__WHAT IS EXPECTED__:
Please reproduce each of the following entries exactly.

__MATERIALS PROVIDED__:
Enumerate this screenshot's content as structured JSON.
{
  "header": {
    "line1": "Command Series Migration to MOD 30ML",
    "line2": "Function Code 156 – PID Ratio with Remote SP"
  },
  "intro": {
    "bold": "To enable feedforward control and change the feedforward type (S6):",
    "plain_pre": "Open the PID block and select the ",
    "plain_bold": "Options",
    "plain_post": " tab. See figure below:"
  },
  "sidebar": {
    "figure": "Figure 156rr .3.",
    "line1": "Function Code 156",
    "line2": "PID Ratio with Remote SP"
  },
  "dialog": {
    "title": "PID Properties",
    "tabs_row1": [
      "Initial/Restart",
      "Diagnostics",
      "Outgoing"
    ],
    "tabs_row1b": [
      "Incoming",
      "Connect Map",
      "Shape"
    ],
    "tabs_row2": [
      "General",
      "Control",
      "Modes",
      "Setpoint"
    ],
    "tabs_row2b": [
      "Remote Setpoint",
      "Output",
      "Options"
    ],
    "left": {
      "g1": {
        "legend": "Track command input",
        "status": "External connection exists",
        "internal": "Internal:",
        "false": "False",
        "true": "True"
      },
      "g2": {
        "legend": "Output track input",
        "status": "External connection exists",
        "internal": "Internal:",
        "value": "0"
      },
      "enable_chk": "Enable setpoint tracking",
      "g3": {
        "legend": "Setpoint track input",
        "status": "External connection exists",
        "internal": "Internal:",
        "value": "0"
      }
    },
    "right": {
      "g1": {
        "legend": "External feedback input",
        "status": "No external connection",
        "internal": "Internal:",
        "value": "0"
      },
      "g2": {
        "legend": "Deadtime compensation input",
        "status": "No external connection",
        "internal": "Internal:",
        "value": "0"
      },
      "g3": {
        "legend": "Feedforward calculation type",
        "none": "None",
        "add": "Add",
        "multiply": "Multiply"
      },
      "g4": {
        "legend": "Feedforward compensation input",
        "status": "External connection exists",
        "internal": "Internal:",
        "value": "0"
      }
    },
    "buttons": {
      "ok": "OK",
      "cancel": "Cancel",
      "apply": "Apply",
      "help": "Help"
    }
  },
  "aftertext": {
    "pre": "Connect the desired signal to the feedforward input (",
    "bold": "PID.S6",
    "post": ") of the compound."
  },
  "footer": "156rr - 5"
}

__EXERCISE RESULT__:
Enumerate this screenshot's content as structured JSON.
{
  "header": {
    "line1": "Command Series Migration to MOD 30ML",
    "line2": "Function Code 156 – PID Ratio with Remote SP"
  },
  "intro": {
    "bold": "To enable feedforward control and change the feedforward type (S6):",
    "plain_pre": "Open the PID block and select the ",
    "plain_bold": "Options",
    "plain_post": " tab. See figure below:"
  },
  "sidebar": {
    "figure": "Figure 156rr .3.",
    "line1": "Function Code 156",
    "line2": "PID Ratio with Remote SP"
  },
  "dialog": {
    "title": "PID Properties",
    "tabs_row1": [
      "Initial/Restart",
      "Diagnostics",
      "Outgoing"
    ],
    "tabs_row1b": [
      "Incoming",
      "Connect Map",
      "Shape"
    ],
    "tabs_row2": [
      "General",
      "Control",
      "Modes",
      "Setpoint"
    ],
    "tabs_row2b": [
      "Remote Setpoint",
      "Output",
      "Options"
    ],
    "left": {
      "g1": {
        "legend": "Track command input",
        "status": "External connection exists",
        "internal": "Internal:",
        "false": "False",
        "true": "True"
      },
      "g2": {
        "legend": "Output track input",
        "status": "External connection exists",
        "internal": "Internal:",
        "value": "0"
      },
      "enable_chk": "Enable setpoint tracking",
      "g3": {
        "legend": "Setpoint track input",
        "status": "External connection exists",
        "internal": "Internal:",
        "value": "0"
      }
    },
    "right": {
      "g1": {
        "legend": "External feedback input",
        "status": "No external connection",
        "internal": "Internal:",
        "value": "0"
      },
      "g2": {
        "legend": "Deadtime compensation input",
        "status": "No external connection",
        "internal": "Internal:",
        "value": "0"
      },
      "g3": {
        "legend": "Feedforward calculation type",
        "none": "None",
        "add": "Add",
        "multiply": "Multiply"
      },
      "g4": {
        "legend": "Feedforward compensation input",
        "status": "External connection exists",
        "internal": "Internal:",
        "value": "0"
      }
    },
    "buttons": {
      "ok": "OK",
      "cancel": "Cancel",
      "apply": "Apply",
      "help": "Help"
    }
  },
  "aftertext": {
    "pre": "Connect the desired signal to the feedforward input (",
    "bold": "PID.S6",
    "post": ") of the compound."
  },
  "footer": "156rr - 5"
}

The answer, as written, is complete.